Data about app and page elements

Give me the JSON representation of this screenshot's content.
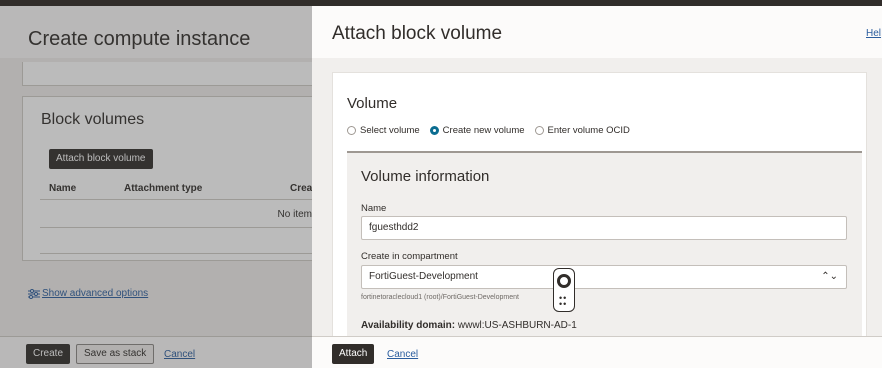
{
  "background_page": {
    "title": "Create compute instance",
    "block_volumes_title": "Block volumes",
    "attach_button": "Attach block volume",
    "table": {
      "col_name": "Name",
      "col_attachment_type": "Attachment type",
      "col_created": "Crea",
      "empty_text": "No items"
    },
    "advanced_link": "Show advanced options",
    "footer": {
      "create": "Create",
      "save_stack": "Save as stack",
      "cancel": "Cancel"
    }
  },
  "panel": {
    "title": "Attach block volume",
    "help": "Hel",
    "volume": {
      "title": "Volume",
      "radios": [
        {
          "label": "Select volume",
          "selected": false
        },
        {
          "label": "Create new volume",
          "selected": true
        },
        {
          "label": "Enter volume OCID",
          "selected": false
        }
      ]
    },
    "info": {
      "title": "Volume information",
      "name_label": "Name",
      "name_value": "fguesthdd2",
      "compartment_label": "Create in compartment",
      "compartment_value": "FortiGuest-Development",
      "compartment_path": "fortinetoraclecloud1 (root)/FortiGuest-Development",
      "availability_label": "Availability domain:",
      "availability_value": "wwwl:US-ASHBURN-AD-1"
    },
    "footer": {
      "attach": "Attach",
      "cancel": "Cancel"
    }
  },
  "colors": {
    "accent": "#0b6d91",
    "link": "#2a5d9e",
    "dark_button": "#312d2a"
  }
}
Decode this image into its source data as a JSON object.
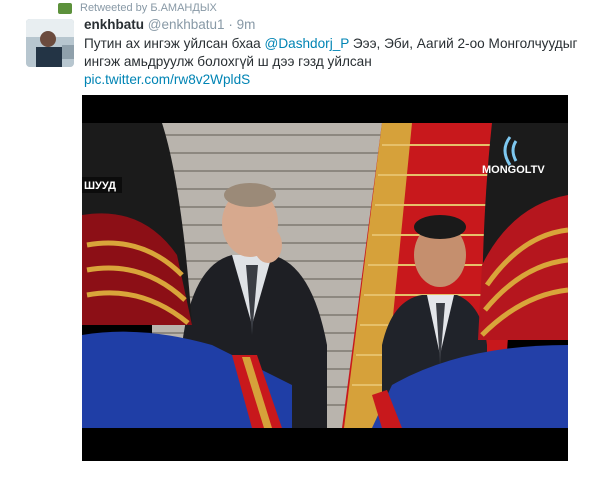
{
  "retweet": {
    "icon": "retweet-icon",
    "text": "Retweeted by Б.АМАНДЫХ"
  },
  "tweet": {
    "author_name": "enkhbatu",
    "author_handle": "@enkhbatu1",
    "separator": "·",
    "time": "9m",
    "text_part1": "Путин ах ингэж уйлсан бхаа ",
    "mention": "@Dashdorj_P",
    "text_part2": " Эээ, Эби, Аагий 2-оо Монголчуудыг ингэж амьдруулж болохгүй ш дээ гэзд уйлсан",
    "link": "pic.twitter.com/rw8v2WpldS"
  },
  "media": {
    "overlay_left": "ШУУД",
    "overlay_logo": "MONGOLTV"
  }
}
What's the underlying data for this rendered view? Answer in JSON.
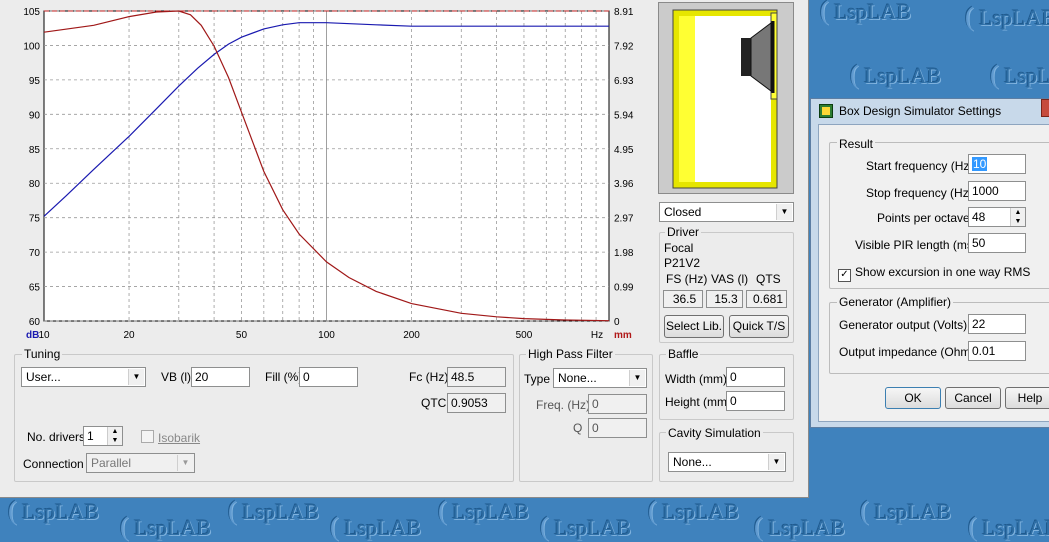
{
  "watermark": {
    "text": "LspLAB",
    "symbol": "("
  },
  "chart_data": {
    "type": "line",
    "x_scale": "log",
    "xlim": [
      10,
      1000
    ],
    "ylim": [
      60,
      105
    ],
    "y2lim": [
      0,
      8.91
    ],
    "left_axis_unit": "dB",
    "right_axis_unit": "mm",
    "x_unit": "Hz",
    "x_ticks": [
      "10",
      "20",
      "50",
      "100",
      "200",
      "500"
    ],
    "y_ticks": [
      "105",
      "100",
      "95",
      "90",
      "85",
      "80",
      "75",
      "70",
      "65",
      "60"
    ],
    "y2_ticks": [
      "8.91",
      "7.92",
      "6.93",
      "5.94",
      "4.95",
      "3.96",
      "2.97",
      "1.98",
      "0.99",
      "0"
    ],
    "grid": true,
    "reference_level_db": 105,
    "series": [
      {
        "color": "#1a1ab0",
        "axis": "left",
        "x": [
          10,
          12,
          15,
          20,
          25,
          30,
          35,
          40,
          45,
          50,
          60,
          70,
          80,
          100,
          150,
          200,
          300,
          500,
          700,
          1000
        ],
        "y": [
          75.2,
          78.2,
          82.0,
          86.8,
          90.8,
          94.1,
          96.7,
          98.7,
          100.2,
          101.2,
          102.4,
          103.0,
          103.3,
          103.3,
          103.0,
          102.8,
          102.8,
          102.8,
          102.8,
          102.8
        ]
      },
      {
        "color": "#a01818",
        "axis": "right",
        "x": [
          10,
          15,
          20,
          25,
          30,
          33,
          36,
          40,
          45,
          50,
          60,
          70,
          80,
          100,
          120,
          150,
          200,
          300,
          400,
          500,
          700,
          1000
        ],
        "y": [
          8.3,
          8.5,
          8.75,
          8.88,
          8.91,
          8.8,
          8.5,
          7.9,
          7.0,
          6.0,
          4.3,
          3.2,
          2.5,
          1.7,
          1.25,
          0.85,
          0.5,
          0.22,
          0.12,
          0.07,
          0.03,
          0.01
        ]
      }
    ]
  },
  "box_type": "Closed",
  "driver": {
    "title": "Driver",
    "brand": "Focal",
    "model": "P21V2",
    "headers": [
      "FS (Hz)",
      "VAS (l)",
      "QTS"
    ],
    "values": [
      "36.5",
      "15.3",
      "0.681"
    ],
    "select_lib_label": "Select Lib.",
    "quick_ts_label": "Quick T/S"
  },
  "tuning": {
    "title": "Tuning",
    "preset": "User...",
    "vb_label": "VB (l)",
    "vb_value": "20",
    "fill_label": "Fill (%)",
    "fill_value": "0",
    "fc_label": "Fc (Hz)",
    "fc_value": "48.5",
    "qtc_label": "QTC",
    "qtc_value": "0.9053",
    "drivers_label": "No. drivers",
    "drivers_value": "1",
    "isobarik_label": "Isobarik",
    "connection_label": "Connection",
    "connection_value": "Parallel"
  },
  "hpf": {
    "title": "High Pass Filter",
    "type_label": "Type",
    "type_value": "None...",
    "freq_label": "Freq. (Hz)",
    "freq_value": "0",
    "q_label": "Q",
    "q_value": "0"
  },
  "baffle": {
    "title": "Baffle",
    "width_label": "Width (mm)",
    "width_value": "0",
    "height_label": "Height (mm)",
    "height_value": "0"
  },
  "cavity": {
    "title": "Cavity Simulation",
    "value": "None..."
  },
  "dialog": {
    "title": "Box Design Simulator Settings",
    "result_title": "Result",
    "start_label": "Start frequency (Hz)",
    "start_value": "10",
    "stop_label": "Stop frequency (Hz)",
    "stop_value": "1000",
    "ppo_label": "Points per octave",
    "ppo_value": "48",
    "pir_label": "Visible PIR length (ms)",
    "pir_value": "50",
    "excursion_label": "Show excursion in one way RMS",
    "generator_title": "Generator (Amplifier)",
    "gen_output_label": "Generator output (Volts)",
    "gen_output_value": "22",
    "impedance_label": "Output impedance (Ohms)",
    "impedance_value": "0.01",
    "ok_label": "OK",
    "cancel_label": "Cancel",
    "help_label": "Help"
  },
  "colors": {
    "window": "#ececec",
    "desktop": "#3f82bd",
    "grid": "#9a9a9a",
    "box_fill": "#ffff33"
  }
}
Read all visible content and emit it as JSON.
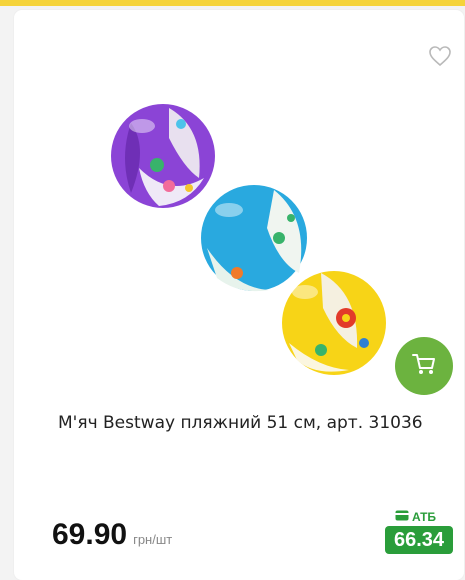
{
  "product": {
    "title": "М'яч Bestway пляжний 51 см, арт. 31036",
    "price": "69.90",
    "price_unit": "грн/шт",
    "atb_label": "АТБ",
    "atb_price": "66.34"
  },
  "icons": {
    "wishlist": "heart-outline-icon",
    "cart": "cart-icon",
    "atb_logo": "atb-card-icon"
  },
  "colors": {
    "accent_top": "#f5d33a",
    "cart_button": "#6cb33f",
    "atb_green": "#2a9d3a"
  }
}
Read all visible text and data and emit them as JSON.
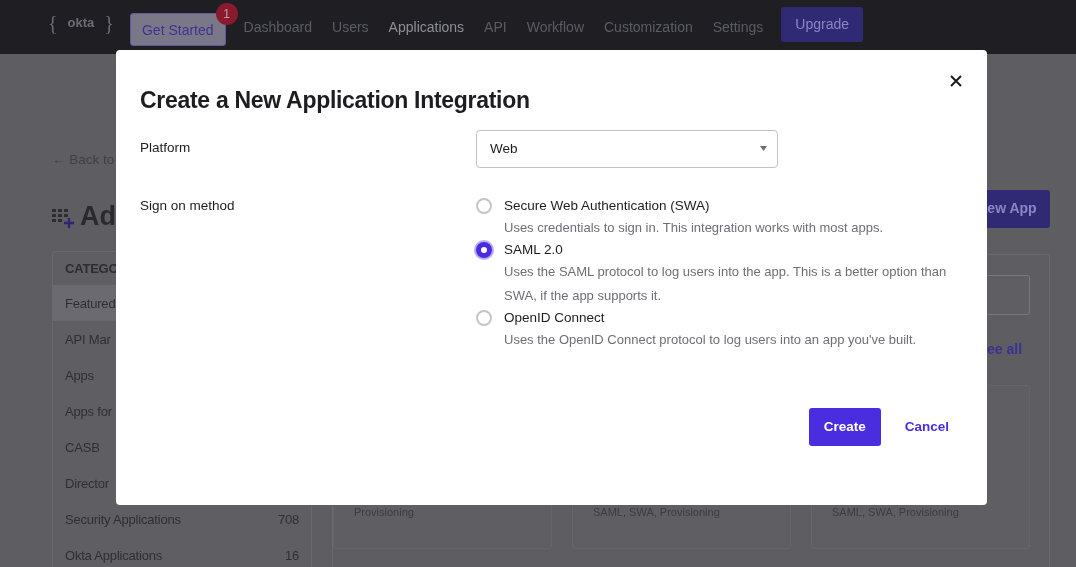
{
  "nav": {
    "logo": {
      "open_brace": "{",
      "text": "okta",
      "close_brace": "}"
    },
    "get_started": {
      "label": "Get Started",
      "badge": "1"
    },
    "links": [
      {
        "label": "Dashboard",
        "selected": false
      },
      {
        "label": "Users",
        "selected": false
      },
      {
        "label": "Applications",
        "selected": true
      },
      {
        "label": "API",
        "selected": false
      },
      {
        "label": "Workflow",
        "selected": false
      },
      {
        "label": "Customization",
        "selected": false
      },
      {
        "label": "Settings",
        "selected": false
      }
    ],
    "upgrade": "Upgrade"
  },
  "page": {
    "back_link": "← Back to",
    "heading": "Ad",
    "new_app_button": "ew App",
    "categories": {
      "header": "CATEGO",
      "items": [
        {
          "label": "Featured",
          "selected": true
        },
        {
          "label": "API Mar",
          "selected": false
        },
        {
          "label": "Apps",
          "selected": false
        },
        {
          "label": "Apps for",
          "selected": false
        },
        {
          "label": "CASB",
          "selected": false
        },
        {
          "label": "Director",
          "selected": false
        },
        {
          "label": "Security Applications",
          "count": "708",
          "selected": false
        },
        {
          "label": "Okta Applications",
          "count": "16",
          "selected": false
        }
      ]
    },
    "see_all": "ee all",
    "cards": [
      {
        "tags": "Provisioning"
      },
      {
        "tags": "SAML, SWA, Provisioning"
      },
      {
        "tags": "SAML, SWA, Provisioning"
      }
    ]
  },
  "modal": {
    "title": "Create a New Application Integration",
    "platform": {
      "label": "Platform",
      "value": "Web"
    },
    "sign_on": {
      "label": "Sign on method",
      "options": [
        {
          "label": "Secure Web Authentication (SWA)",
          "description": "Uses credentials to sign in. This integration works with most apps.",
          "selected": false
        },
        {
          "label": "SAML 2.0",
          "description": "Uses the SAML protocol to log users into the app. This is a better option than SWA, if the app supports it.",
          "selected": true
        },
        {
          "label": "OpenID Connect",
          "description": "Uses the OpenID Connect protocol to log users into an app you've built.",
          "selected": false
        }
      ]
    },
    "buttons": {
      "primary": "Create",
      "secondary": "Cancel"
    }
  }
}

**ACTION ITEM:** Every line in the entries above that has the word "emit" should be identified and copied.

**RESPONSE FOR THIS EXERCISE:**
Read all visible content and emit it as JSON.
Read all visible text and data and emit them as JSON.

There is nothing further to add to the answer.